How To

How To: Stay mentally healthy in isolation

People cope with isolation from regular routines and their friends and extended family in different ways.

For many it is a welcome respite from the pressure of the outside world, but an extended period at home with most social options on hold will put pressure on mental health.

This situation is exacerbated by anxiety about the spread of the coronavirus and uncertainty about the future, including the stability of our employment and the general economic outlook.

Mental health experts tell us that these feelings are perfectly normal. No one should think they have failed or that they are weak because they have doubts and insecurities at a time like this.

It is important for all of us to keep tabs on our own mental wellbeing, as well as that of those around us.

The Black Dog Institute, a mental health advocacy organisation, reminds us that we are in physical isolation, not social isolation. It is important to stay in touch with people we would normally talk to or confide in.

Black Dog’s advice is that when we’re at home, we may need to be creative about adapting the strategies we normally use when interacting with friends or work colleagues.

For example, if socialising helps your mood, schedule a virtual coffee. If going to the gym helps you reduce stress, try an online workout. If taking time out helps, find a quiet place, take a few deep breaths, go for a walk or listen to music.

The most important thing to remember is that you shouldn’t suffer in silence. If you are feeling anxious, the best thing you can do for yourself and your family is to reach out to someone you trust or a professional service.

Mental health support service Beyond Blue has some simple tips to keep you on track mentally.

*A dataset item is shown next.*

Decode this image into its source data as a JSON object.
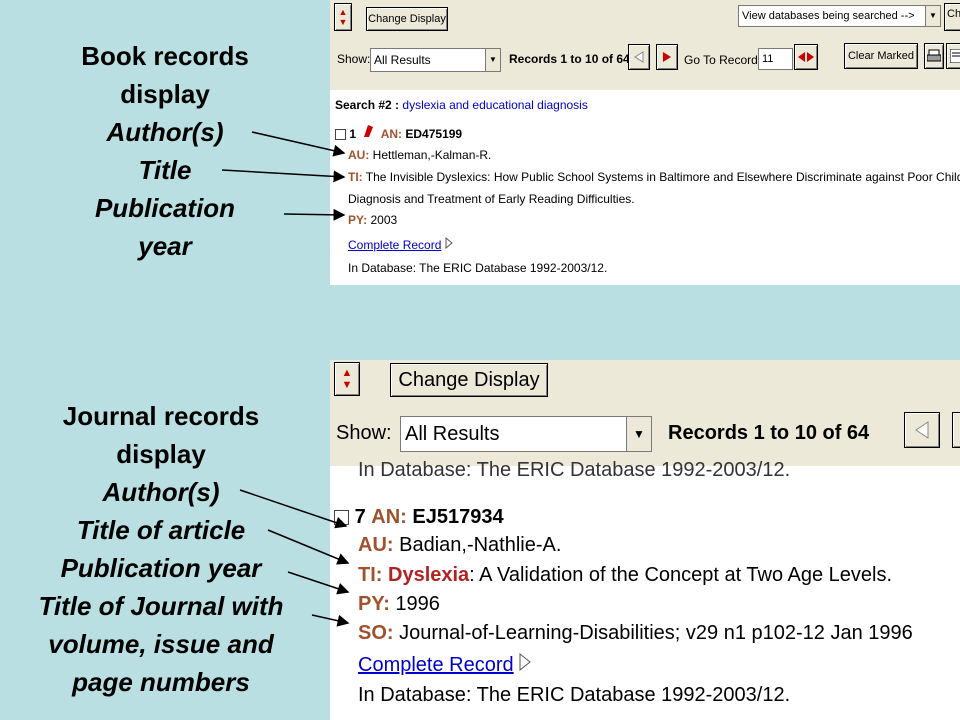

  • If the constant stream of news about the virus is causing you or your family anxiety – switch it off. While it’s important to stay informed of public health announcements, you don’t need to be plugged in 24 hours a day. Consider seeking news updates only once or twice a day and for a limited period.
  • When you do seek information, go to reliable sources such as the Health Department and Federal or State governments, to make sure you’re getting the facts, not speculation or misinformation.
  • Focus on activities that lift your spirits – that might be spending time with a pet, watching your favourite TV show, going for a walk or chatting to a friend on the phone or online.
  • Taking care of your body can help build mental and physical resilience. Try to maintain a healthy diet, exercise regularly, seek support to quit smoking, get enough sleep, avoid drugs, reduce your alcohol intake and practice regular deep breathing or meditation.
  • Keep things in perspective. Remember that while it’s normal and reasonable to have concerns about this pandemic, some of the best scientific and medical minds in the world are working hard to keep us safe. And this period of isolation is not going to last for ever. We can all look forward to a future of normal activity and social interaction.

There will always be challenges when we face a period of upheaval and uncertainty, but it’s how we deal with them which shows how we’re coping.

The Black Dog Institute says warning signs of your declining mental health might include frequently snapping at those you love, finding it extremely difficult to focus, or depending on things like alcohol or food to cope.

If these sorts of things happen regularly, it is time to prioritise your mental wellbeing and take some positive steps to help yourself.

Make a self-care plan Draft a plan of action and enlist a supportive person to help you stick to it.

Do activities to help reduce your anxiety This might include regular physical activity in the fresh air or things that give you pleasant, such as reading, listening to music or small tasks around the home.

Get professional help when you need it If you are feeling very anxious or sad for more than two weeks, it is time to get professional help.

There are free and low-cost online programs that you can access from home, a range of online resources and phone support services available 24 hours a day. These resources include:

Beyond Blue 1300 22 4636 (24 hours)

Lifeline 13 11 14 (24 hours)

Black Dog Institute